Original languageEnglish (US)
Pages (from-to)209-214
Number of pages6
JournalAmerican Journal of Ophthalmology
Volume111
Issue number2
StatePublished - 1991

Fingerprint

Optic Neuritis
Visual Acuity
Light
Scotoma
Visual Fields

ASJC Scopus subject areas

  • Ophthalmology

Cite this

Visual recovery in patients with optic neuritis and visual loss to no light perception. / Slamovits, Thomas L.; Rosen, C. E.; Cheng, K. P.; Striph, G. G.

In: American Journal of Ophthalmology, Vol. 111, No. 2, 1991, p. 209-214.

Research output: Contribution to journalArticle

Slamovits, Thomas L. ; Rosen, C. E. ; Cheng, K. P. ; Striph, G. G. / Visual recovery in patients with optic neuritis and visual loss to no light perception.

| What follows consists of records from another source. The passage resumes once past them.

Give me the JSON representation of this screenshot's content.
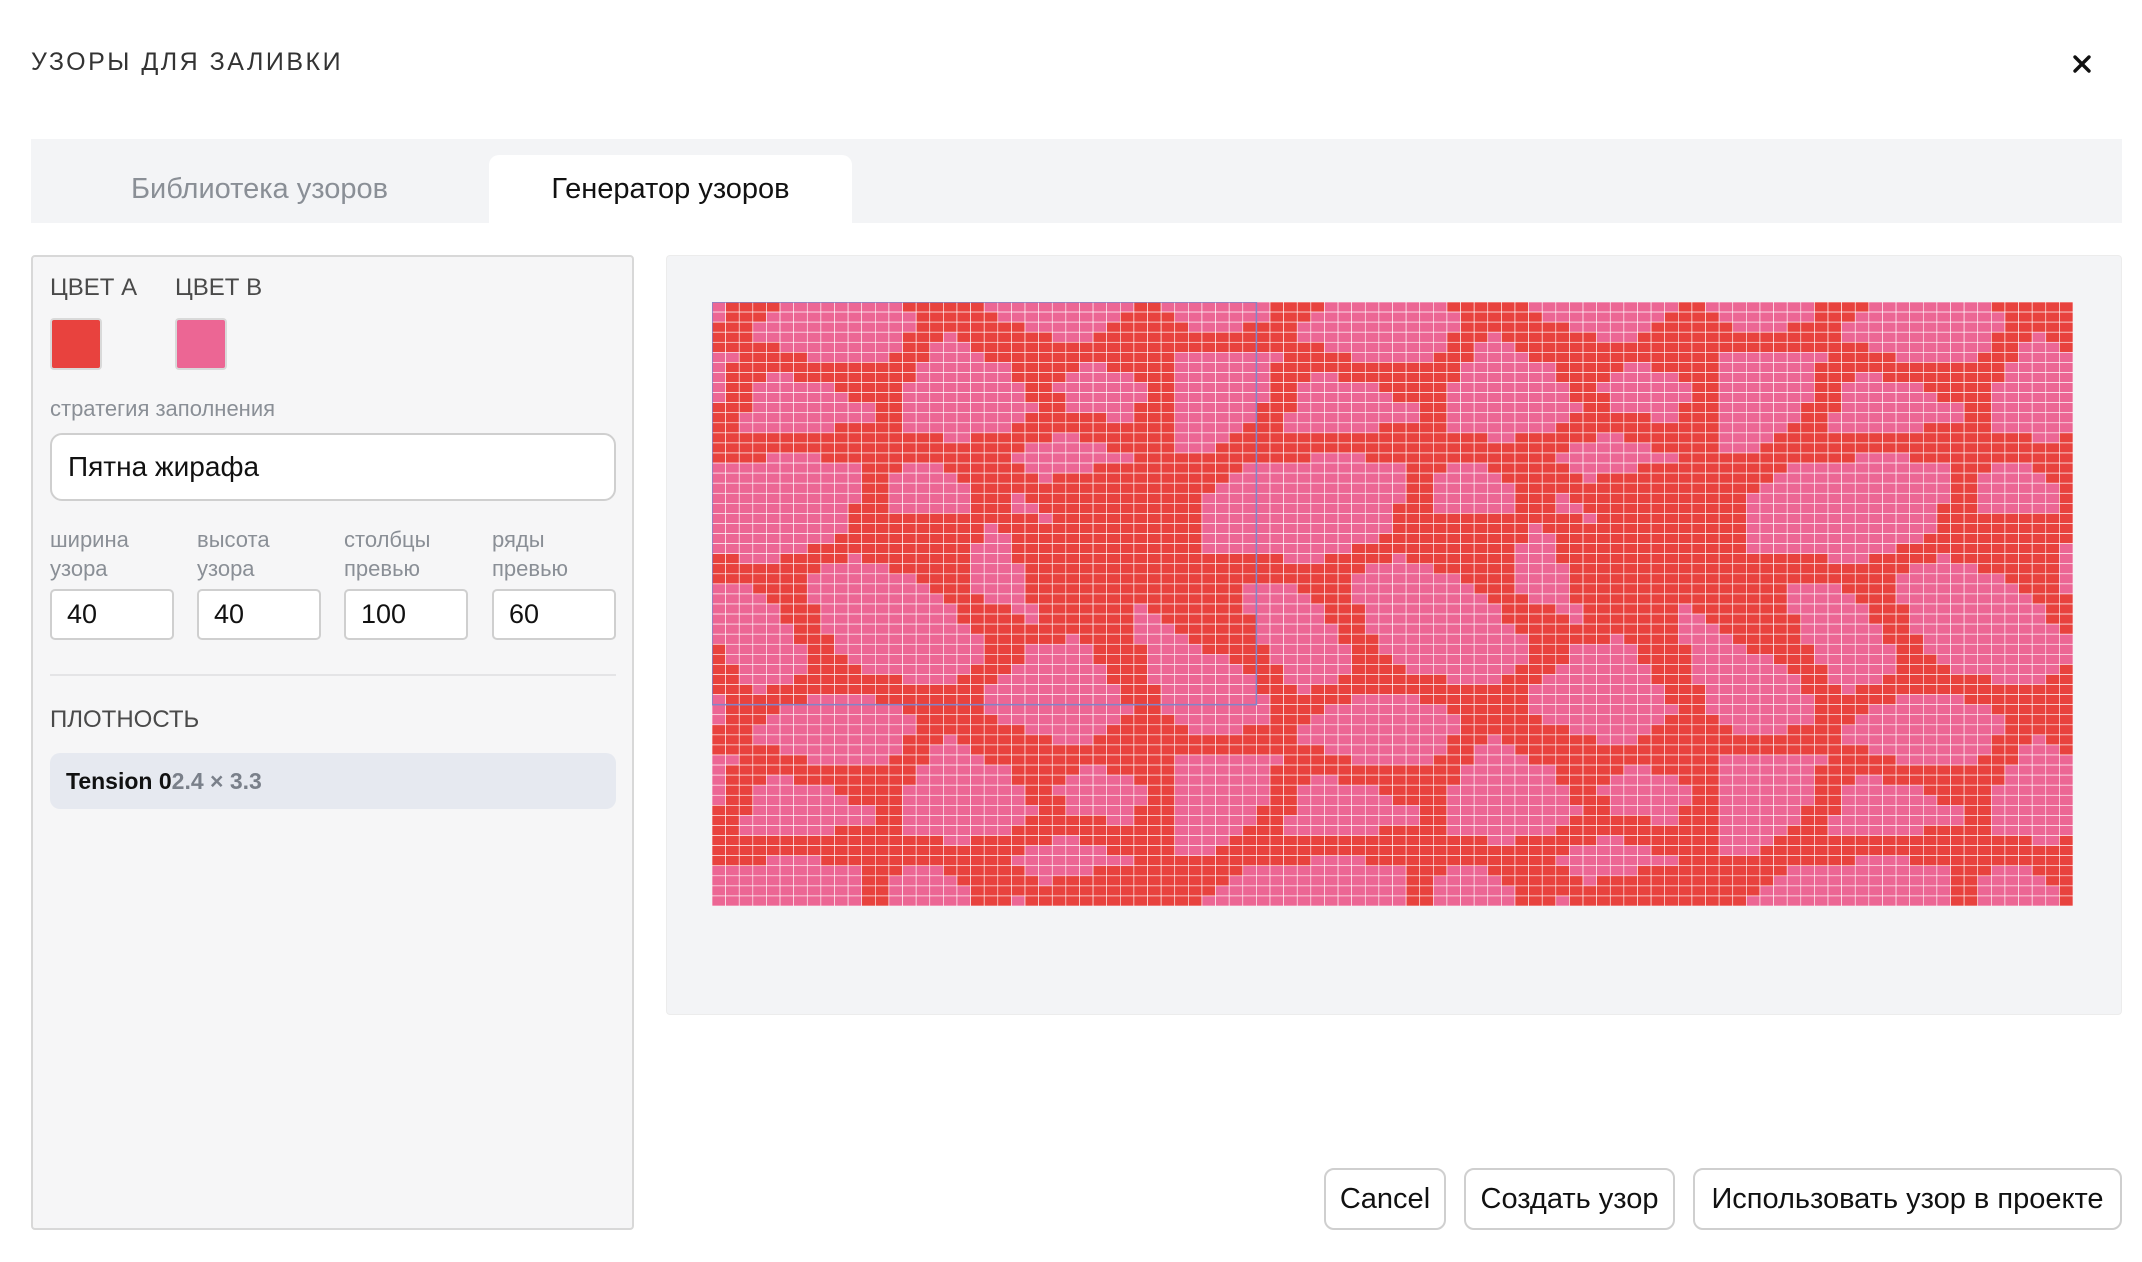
{
  "dialog": {
    "title": "УЗОРЫ ДЛЯ ЗАЛИВКИ",
    "close_icon": "close-icon"
  },
  "tabs": [
    {
      "label": "Библиотека узоров",
      "active": false
    },
    {
      "label": "Генератор узоров",
      "active": true
    }
  ],
  "settings": {
    "color_a_label": "ЦВЕТ A",
    "color_b_label": "ЦВЕТ B",
    "color_a": "#e8423e",
    "color_b": "#ec6694",
    "strategy_label": "стратегия заполнения",
    "strategy_value": "Пятна жирафа",
    "fields": [
      {
        "label_line1": "ширина",
        "label_line2": "узора",
        "value": "40"
      },
      {
        "label_line1": "высота",
        "label_line2": "узора",
        "value": "40"
      },
      {
        "label_line1": "столбцы",
        "label_line2": "превью",
        "value": "100"
      },
      {
        "label_line1": "ряды",
        "label_line2": "превью",
        "value": "60"
      }
    ],
    "density_label": "ПЛОТНОСТЬ",
    "density_name": "Tension 0",
    "density_value": "2.4 × 3.3"
  },
  "preview": {
    "columns": 100,
    "rows": 60,
    "pattern_width": 40,
    "pattern_height": 40,
    "grid_line_color": "#ffffff",
    "repeat_outline_color": "#7f86c9"
  },
  "buttons": {
    "cancel": "Cancel",
    "create": "Создать узор",
    "use": "Использовать узор в проекте"
  }
}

In: American Journal of Ophthalmology. 1991 ; Vol. 111, No. 2. pp. 209-214.
@article{01a0b3308c4b4e288bf6c17d41afd79d,
title = "Visual recovery in patients with optic neuritis and visual loss to no light perception",
abstract = "We reviewed the records of 151 patients with optic neuritis examined over an eight-year period. Of these patients, 12 developed visual acuity of no light perception during the first episode of optic neuritis in the affected eye. Eight of the 12 patients recovered visual acuity of 20/40 or better. Of these, five patients had visual acuity of 20/20 or better, one had visual acuity of 20/25, one had visual acuity of 20/30, and one had visual acuity of 20/40. Four of the 12 patients recovered peripheral visual fields but had dense central scotomas and visual acuity of less than 20/400. Dyschromatopsia persisted after visual recovery in 11 of 12 patients.",
author = "Slamovits, {Thomas L.} and Rosen, {C. E.} and Cheng, {K. P.} and Striph, {G. G.}",
year = "1991",
language = "English (US)",
volume = "111",
pages = "209--214",
journal = "American Journal of Ophthalmology",
issn = "0002-9394",
publisher = "Elsevier USA",
number = "2",

}

TY - JOUR

T1 - Visual recovery in patients with optic neuritis and visual loss to no light perception

AU - Slamovits, Thomas L.

AU - Rosen, C. E.

AU - Cheng, K. P.

AU - Striph, G. G.

PY - 1991

Y1 - 1991

N2 - We reviewed the records of 151 patients with optic neuritis examined over an eight-year period. Of these patients, 12 developed visual acuity of no light perception during the first episode of optic neuritis in the affected eye. Eight of the 12 patients recovered visual acuity of 20/40 or better. Of these, five patients had visual acuity of 20/20 or better, one had visual acuity of 20/25, one had visual acuity of 20/30, and one had visual acuity of 20/40. Four of the 12 patients recovered peripheral visual fields but had dense central scotomas and visual acuity of less than 20/400. Dyschromatopsia persisted after visual recovery in 11 of 12 patients.

AB - We reviewed the records of 151 patients with optic neuritis examined over an eight-year period. Of these patients, 12 developed visual acuity of no light perception during the first episode of optic neuritis in the affected eye. Eight of the 12 patients recovered visual acuity of 20/40 or better. Of these, five patients had visual acuity of 20/20 or better, one had visual acuity of 20/25, one had visual acuity of 20/30, and one had visual acuity of 20/40. Four of the 12 patients recovered peripheral visual fields but had dense central scotomas and visual acuity of less than 20/400. Dyschromatopsia persisted after visual recovery in 11 of 12 patients.

UR - http://www.scopus.com/inward/record.url?scp=0026086772&partnerID=8YFLogxK

UR - http://www.scopus.com/inward/citedby.url?scp=0026086772&partnerID=8YFLogxK

M3 - Article

C2 - 1992742

AN - SCOPUS:0026086772

VL - 111

SP - 209

EP - 214

JO - American Journal of Ophthalmology

JF - American Journal of Ophthalmology

SN - 0002-9394

IS - 2

ER -